August is definitely a less hectic summer month in the garden, and chances are you’re able to sit back and enjoy the view a little more than in previous months. But if you’d still like to start off some new plants, there are plenty of options that will either give you a quick edible crop, or prepare your garden for the seasons to come. Here’s what to plant in August.
Flowers to plant in August
Winter flowering pansies & violas
*Winter pansies, *violas and primroses can all be grown from seed this month to give you a head start on adding colour to the garden in winter. This is a great way to save money on bedding plants, and by this point in the year you’ve probably got enough room for the seedlings too!
Hardy annuals for next year
You can get a head start on some of next year’s plants this month. Hardy annuals such as larkspur, *poppies and *cornflowers can be grown from seed in late summer; planting them now should mean you will have an earlier display of flowers next year too.
Fruit & vegetables to plant in August
Like salad, *radish is a very quick-growing crop, so you can plant it right through spring and summer and have a harvest within a few weeks. Sow the seeds directly into the soil, about 1cm deep and in rows 15cm apart. Thin out the seedlings while they are small, leaving 2-4cm between plants. This is a good vegetable to plant little and often to provide a continuous crop throughout summer and early autumn.
Salad leaves grow really fast in summer, with some varieties ready for harvesting in as little as two to three weeks. This is also an ideal crop to get kids involved with growing; here’s how.
Choose a salad variety that you enjoy eating, and sow the seeds little and often to create a continuous harvest. You can also go for a late variety of salad which will carry on growing when temperatures fall; *radicchio, *rocket, *mizuna and *winter lettuce are all ideal.
*Swiss chard is a pretty, colourful crop to grow. The young leaves are great in salads, and will be ready in autumn. Larger leaves can be used later on in stir fries and soups.
Chard seeds can be planted right through into autumn. Sow them in rows 40cm apart, and thin out the plants as they grow, leaving about 25cm between each one. Harvest the leaves little and often and the plants will continue to produce new growth.
Winter-hardy spring onions
Winter-hardy varieties of spring onion such as *Performer and *White Lisbon can be sown this month for harvesting next spring. Sow them thinly in rows about 10cm apart and 1cm deep.
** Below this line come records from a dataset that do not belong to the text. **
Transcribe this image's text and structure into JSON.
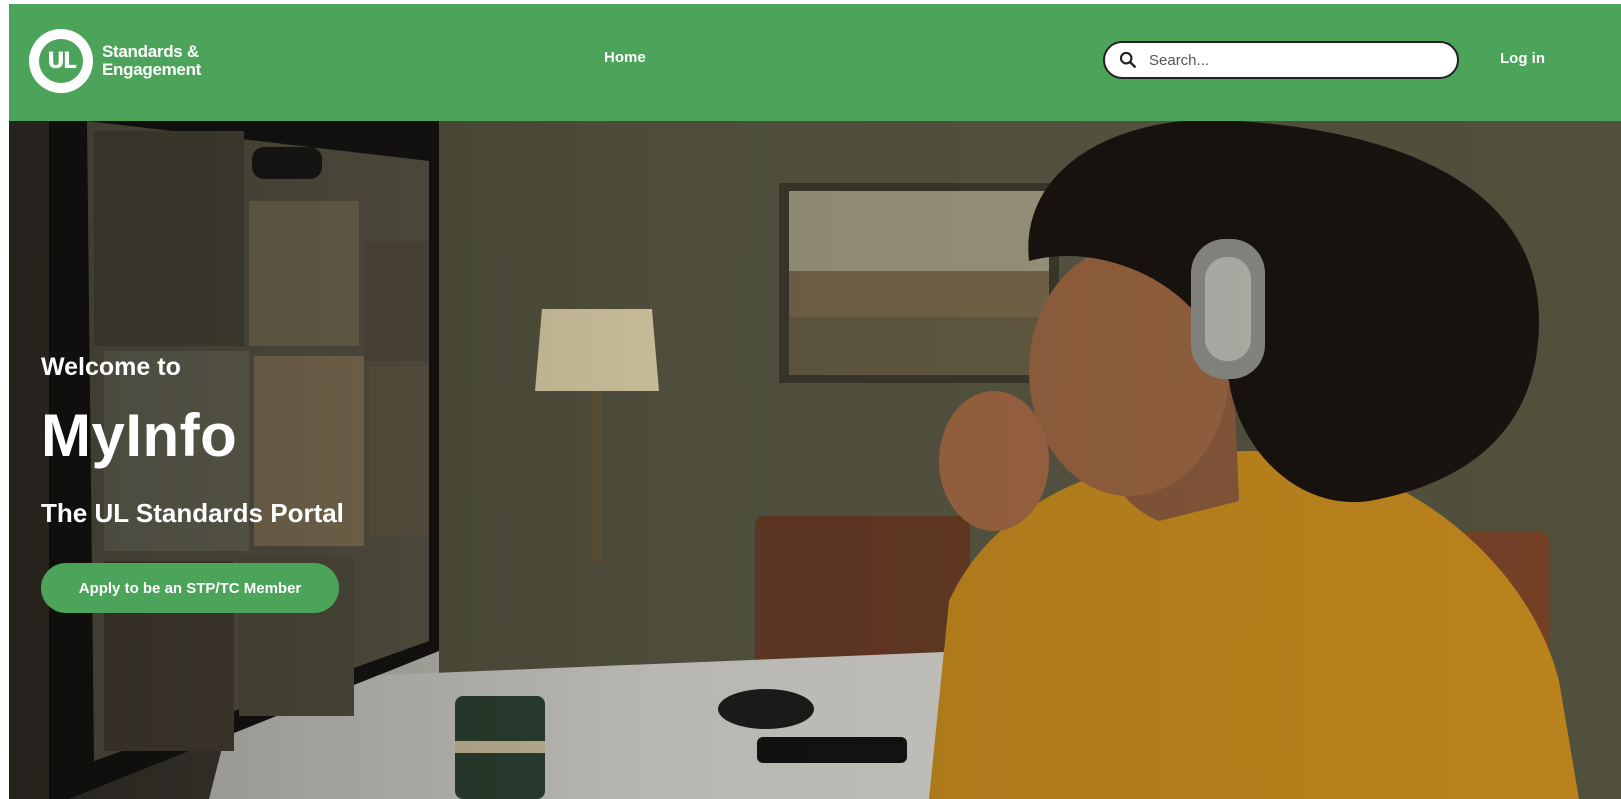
{
  "header": {
    "logo_line1": "Standards &",
    "logo_line2": "Engagement",
    "logo_mark": "UL",
    "nav_home": "Home",
    "search_placeholder": "Search...",
    "login": "Log in",
    "brand_color": "#4ca35a"
  },
  "hero": {
    "welcome": "Welcome to",
    "title": "MyInfo",
    "subtitle": "The UL Standards Portal",
    "cta_label": "Apply to be an STP/TC Member"
  },
  "icons": {
    "search": "search-icon",
    "logo": "ul-logo-icon"
  }
}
Once the seedlings appear, thin them out to allow 2-3cm between plants.
Spring cabbage is one of the first vegetables you can harvest after months of cold weather, so if you’ve got room to grow this crop it’s a great way to have fresh produce earlier in spring. *Durham Early and *April are popular varieties. Sow the seed thinly in rows about 15cm apart and 1cm deep. Thin seedlings to about 8cm between plants. You can also plant spring cabbage as small plants this month, these are usually available in most garden centres.
Carrots need warm soil to germinate, so this is your last chance to grow them from seed this year. Go for fast-maturing varieties such as *Adelaide to ensure your crop is ready to harvest before temperatures really start to drop. Carrots will grow well in containers too, so if your soil is poor or you’re tight on space this is a good option.
There’s still time to grow a crop of *beetroot if you plant seeds this month. Sow them directly into the soil; they’re well-suited to containers too. Beetroot’s flavour will be at it’s best when it’s young and small, so don’t feel guilty about harvesting as soon as you can!
Now is a good time to plant new strawberry plants. They will have time to become established before winter and will provide you with fruit next summer. Plant your strawberries so that their crowns are at surface level, and remove any runners to focus the energy in the plant itself.
Bulbs to plant in August
Forced spring bulbs
If you’re already stocking up on *spring bulbs ready to plant them in autumn, you can ‘force’ some of them to flower earlier than they would normally from this month. Forcing bulbs is basically speeding up the natural process of growth and flowering, and it’s a lovely way to enjoy blooms indoors in winter. It’s really easy to do, check out my post on forcing spring flowering bulbs for full instructions.
Are you growing any of my top picks for what to plant in August? Let me know what you’re up to!